Skye Bowen recently presented a thought-provoking and engaging workshop that delved deep into the core principles of restorative justice, illuminating them through the lens of Afro-Indigenous history and her personal experiences. The session provided attendees with a fresh perspective on addressing the systemic racial biases prevalent in the justice and education systems, offering practical solutions and encouraging a proactive approach.
Skye’s journey is truly inspiring. Having spent almost two decades in the education sector, she has witnessed the intricacies and imbalances within the system firsthand. Her personal trauma, stemming from her husband Orlando Bowen’s racially motivated assault by the police, has only solidified her determination. Rather than being defeated, Skye harnessed this experience, channeling her energy into mentoring and advocating for the youth, particularly those from BIPOC communities. Collaborating with her husband’s charity, “One Voice One Team Youth Leadership Organization,” she has actively empowered youth, providing them with avenues to channel their potentials positively.
The experiences she gathered while teaching in a youth correctional facility were particularly enlightening. The evident school-to-prison pipeline laid bare the deep-rooted racial biases that continue to plague our societies. These revelations spurred Skye to develop comprehensive training programs centered around restorative justice, fostering an environment that is conscious of and combats systemic racism, while also integrating Afro-Indigenous perspectives.
In her presentation, Skye effectively underscored the urgency of re-envisioning how restorative justice is integrated within educational settings. She emphasized the Afro-Indigenous roots of restorative justice, a facet often overlooked in modern discussions. By helping attendees unpack their own inherent biases, privileges, and power dynamics, Skye paved the way for them to emerge as transformative relational activists and healers.
Central to Skye’s message was the importance of genuine, relationship-centered restorative justice communities.
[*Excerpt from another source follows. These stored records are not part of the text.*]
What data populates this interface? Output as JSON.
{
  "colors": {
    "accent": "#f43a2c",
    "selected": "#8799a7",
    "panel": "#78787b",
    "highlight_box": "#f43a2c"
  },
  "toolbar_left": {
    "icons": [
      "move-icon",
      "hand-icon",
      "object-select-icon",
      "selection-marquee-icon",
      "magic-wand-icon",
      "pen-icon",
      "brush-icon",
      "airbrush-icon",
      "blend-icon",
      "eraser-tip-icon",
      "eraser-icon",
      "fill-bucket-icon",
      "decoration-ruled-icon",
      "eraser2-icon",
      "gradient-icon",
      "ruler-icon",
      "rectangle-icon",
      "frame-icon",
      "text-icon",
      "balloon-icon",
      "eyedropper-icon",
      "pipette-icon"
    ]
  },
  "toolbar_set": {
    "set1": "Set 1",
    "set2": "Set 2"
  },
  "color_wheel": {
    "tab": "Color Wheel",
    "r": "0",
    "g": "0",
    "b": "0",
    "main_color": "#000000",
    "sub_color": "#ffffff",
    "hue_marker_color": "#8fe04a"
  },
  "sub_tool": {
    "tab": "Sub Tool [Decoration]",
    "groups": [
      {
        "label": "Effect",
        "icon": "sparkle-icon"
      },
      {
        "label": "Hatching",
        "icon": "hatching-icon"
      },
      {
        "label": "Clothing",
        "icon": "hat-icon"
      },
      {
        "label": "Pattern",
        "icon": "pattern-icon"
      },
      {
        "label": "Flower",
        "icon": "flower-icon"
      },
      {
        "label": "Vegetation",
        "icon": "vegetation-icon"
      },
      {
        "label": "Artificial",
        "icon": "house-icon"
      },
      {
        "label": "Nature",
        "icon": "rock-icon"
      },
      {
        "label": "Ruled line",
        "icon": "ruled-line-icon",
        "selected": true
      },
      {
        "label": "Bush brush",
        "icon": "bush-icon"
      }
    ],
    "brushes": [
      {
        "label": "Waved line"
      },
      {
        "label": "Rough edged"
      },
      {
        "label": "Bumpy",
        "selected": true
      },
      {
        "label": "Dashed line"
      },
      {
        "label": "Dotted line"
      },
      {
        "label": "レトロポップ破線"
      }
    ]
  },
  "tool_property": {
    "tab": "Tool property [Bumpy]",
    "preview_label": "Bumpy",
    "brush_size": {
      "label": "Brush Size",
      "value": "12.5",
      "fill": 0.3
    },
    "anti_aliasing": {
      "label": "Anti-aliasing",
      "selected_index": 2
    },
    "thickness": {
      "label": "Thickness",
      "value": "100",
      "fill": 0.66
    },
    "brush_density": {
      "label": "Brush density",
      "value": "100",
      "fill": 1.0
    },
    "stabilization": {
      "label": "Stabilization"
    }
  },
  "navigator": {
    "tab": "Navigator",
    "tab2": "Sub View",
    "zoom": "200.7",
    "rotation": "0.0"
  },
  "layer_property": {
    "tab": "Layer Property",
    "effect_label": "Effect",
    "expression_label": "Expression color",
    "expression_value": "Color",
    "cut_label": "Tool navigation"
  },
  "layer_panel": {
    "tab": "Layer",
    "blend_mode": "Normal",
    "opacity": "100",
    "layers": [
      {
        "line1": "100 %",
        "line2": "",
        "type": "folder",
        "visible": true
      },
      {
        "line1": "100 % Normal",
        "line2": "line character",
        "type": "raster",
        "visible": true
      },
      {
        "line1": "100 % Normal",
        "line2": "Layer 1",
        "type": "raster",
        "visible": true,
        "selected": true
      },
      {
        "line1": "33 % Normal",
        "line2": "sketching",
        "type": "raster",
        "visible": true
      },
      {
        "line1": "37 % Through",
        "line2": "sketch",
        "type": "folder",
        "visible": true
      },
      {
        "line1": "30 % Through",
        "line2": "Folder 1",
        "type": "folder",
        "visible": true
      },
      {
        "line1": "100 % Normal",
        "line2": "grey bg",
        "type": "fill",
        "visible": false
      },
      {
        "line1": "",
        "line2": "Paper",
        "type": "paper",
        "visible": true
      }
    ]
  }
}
She strongly advocated for an environment where racial identity and social justice aren’t mere additions but are, in fact, integral to the entire restorative justice framework. This approach, she believes, is pivotal in leading educational communities towards collective liberation.
The workshop wasn’t merely theoretical. Skye provided actionable insights and strategies for educators and system leaders. By aligning restorative justice with youth empowerment and social justice advocacy, she championed a culture shift in educational institutions, urging them to change their inherent structures and, in turn, “change the game.”
Conclusively, Skye Bowen’s workshop was a clarion call for educators and leaders to introspect, adapt, and transform. By centering restorative justice around relationships, empowering the youth, and strongly advocating for social justice, she illuminated a path forward – a path that celebrates collective liberation and actively combats systemic racial biases. As she rightly asked, “Who’s ready?” – the challenge now lies in how many heed the call and take the necessary steps towards creating a more just and equitable future.